Prophetic Events of Matthew 17
Jan 27, 2010
The story of Peter's revelatory confession in Matthew 16:16 is packed with prophetic significance for us today.
Last summer we drove from Minnesota west to Washington, then south to California, then east to Colorado in order to conduct spiritual warfare against the two "beasts" of Revelation 13. We dealt with the beast from the sea while in Washington, and then we came against the beast from the earth from California to Colorado.
We identified these two beasts also with the two golden calves in ancient Israel. The first was set up in Bethel (the House of God; that is, the Church), and the second was set up in the north of the country in the city of Dan (1 Kings 12:29). The city of Dan was located near the "Grotto of Pan," where the NT city of Caesarea Philippi stood in Jesus' day.
This is where Peter made his confession of faith, and Jesus called this Grotto by its common name among the Judeans: "the gates of hell." It was known as the home of Pan, the half-goat, half-man figure that Lev. 16:8 calls Azazel, its Hebrew name.
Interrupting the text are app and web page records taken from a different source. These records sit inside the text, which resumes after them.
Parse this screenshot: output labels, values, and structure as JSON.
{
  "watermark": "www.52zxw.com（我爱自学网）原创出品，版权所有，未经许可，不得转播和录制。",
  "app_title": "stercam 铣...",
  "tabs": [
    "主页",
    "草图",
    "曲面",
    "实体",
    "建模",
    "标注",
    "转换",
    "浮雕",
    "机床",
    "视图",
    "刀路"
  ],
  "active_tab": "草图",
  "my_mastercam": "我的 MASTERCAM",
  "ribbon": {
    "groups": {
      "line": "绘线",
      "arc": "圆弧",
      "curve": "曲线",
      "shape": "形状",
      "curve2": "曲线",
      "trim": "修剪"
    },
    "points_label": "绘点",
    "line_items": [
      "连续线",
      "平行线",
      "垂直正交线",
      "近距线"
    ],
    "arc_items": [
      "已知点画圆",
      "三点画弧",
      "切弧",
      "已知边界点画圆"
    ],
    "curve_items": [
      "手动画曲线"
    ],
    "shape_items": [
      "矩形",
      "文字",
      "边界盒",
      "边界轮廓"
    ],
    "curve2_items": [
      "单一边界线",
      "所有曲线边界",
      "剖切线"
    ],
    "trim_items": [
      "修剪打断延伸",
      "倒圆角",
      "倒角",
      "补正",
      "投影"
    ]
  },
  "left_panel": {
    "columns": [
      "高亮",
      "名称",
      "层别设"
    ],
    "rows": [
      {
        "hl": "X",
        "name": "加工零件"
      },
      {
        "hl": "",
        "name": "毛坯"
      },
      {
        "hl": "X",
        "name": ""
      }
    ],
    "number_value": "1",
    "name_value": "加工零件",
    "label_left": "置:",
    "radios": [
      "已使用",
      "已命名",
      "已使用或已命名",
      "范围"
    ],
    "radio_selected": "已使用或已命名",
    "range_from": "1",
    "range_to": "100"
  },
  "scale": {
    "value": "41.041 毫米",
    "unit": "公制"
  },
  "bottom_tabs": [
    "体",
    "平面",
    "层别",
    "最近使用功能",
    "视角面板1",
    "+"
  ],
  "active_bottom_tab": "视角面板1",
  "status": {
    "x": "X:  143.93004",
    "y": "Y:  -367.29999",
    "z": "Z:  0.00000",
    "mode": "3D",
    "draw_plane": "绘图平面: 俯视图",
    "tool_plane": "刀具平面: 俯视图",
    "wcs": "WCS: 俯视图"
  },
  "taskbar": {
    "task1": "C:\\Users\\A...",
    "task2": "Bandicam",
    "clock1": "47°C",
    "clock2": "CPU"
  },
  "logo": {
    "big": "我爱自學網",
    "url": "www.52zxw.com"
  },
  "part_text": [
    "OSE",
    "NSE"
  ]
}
Azazel literally means "goat-god," not "scapegoat" as the KJV renders it.
Our warfare last June against Pan took more than a week to accomplish. It really began June 18 at a grotto (cavern) in Mount Shasta and ended the night of June 24 just outside of Colorado Springs on Mount Shasta Rd. We claimed that area for the Kingdom of God and cast out Pan.
The next morning, Michael Jackson died unexpectedly. He had been obsessed with Peter Pan, even calling his mansion the "Neverland Ranch." Since Pan was also the "god of music," Michael Jackson tended to identify with him as a musician.
Anyway, the story of "Peter Pan" was written to combine the two ideas of Peter and Pan at the gates of hell (the grotto at Caesarea Philippi). Peter was identifying with Christ in his confession of faith, but a few verses later, when he wanted to prevent Jesus' death on the cross, Jesus called him "satan," (i.e., Pan). That is, he was an "adversary" to the divine plan.
So our confession determines which side of the fence we are on. There is a positive side to this story as well as the negative. In Matthew 16 most of the focus is upon the positive side. The progression of revelation shows that the revelation of truth in Peter's confession is what ultimately leads to the next event in Matthew 17--the transfiguration of Christ.
From Caesarea Philippi, Jesus took three of His disciples to the top of Mount Herman (i.e., Liban, Lebanon, "white"). It was a snow-capped White Mountain, somewhat pyramid shaped. In fact, it resembled the Great Pyramid of Gizeh in Egypt, if the white limestone Capstone had been placed upon it. But the capstone had been rejected by the builders and was never placed, yet it was to become the "head of the corner" (that is the top of a pyramid). See Psa. 118:22.
When Jesus went to the top of the White Mountain, He became the Head of the Corner. Though He was about to be "rejected" and crucified, He was yet prophesying of another day (feast of Tabernacles) when the transfiguration of His Body would take place. This would involve Moses and Elijah in some way, for that is the purpose of their presence on the mount. We now see this as also involving Joshua and Elisha, as I explain in my FFI for February that will be posted shortly.
For you sports fans, take note that Last Sunday's football game between the Saints and the Vikings was won by an overtime field goal kicked by Garret Hartley, who lives at 1827 Peter Pan in Norman, OK.
Being from Minnesota, I am tempted to interpret this negatively, but the revelation from New Year's is Rev. 11:15, "The kingdoms (VI Kings) of this world have become the Kingdom of our Lord and of His Christ." The Vikings quarterback was wearing #4 ("the earth"), and that the Saints' quarterback was wearing #9 ("Visitation" by the Holy Spirit), so it was plain that this was going to play out as a parable of the Kingdom. The Saints of the Most High were going to have a visitation and empowerment by the 9 fruit and 9 gifts of the Spirit, and that they would overcome the kingdoms of this world.
So as I settled down to watch the game, my friend Phil asked me which team would win. I told him, "It's not looking too good for the Vikings."
But just wait until next year.
Meanwhile, Peter is overcoming Pan, learning to apply the revelation of Christ's identity in accordance with the divine plan--that is, without denying the purpose of the first work of Christ. Many search for immortality in Neverland, but deny Jesus' sacrificial work on the cross. But the Bible clearly teaches that the second work of Christ (giving us transfiguration and immortality) is based upon the first work (death and resurrection). That is why the second dove had to be dipped in the blood of the first dove in Leviticus 14.
So we are seeing the resurrection of New Orleans after Hurricane Katrina killed the city and turned its stadium into a tomb for refugees. The saints of the Most High are being visited and empowered by the Holy Spirit (fruit and gifts). Ultimately, this leads to the transfiguration of the Body of Christ.
Dr. Stephen Jones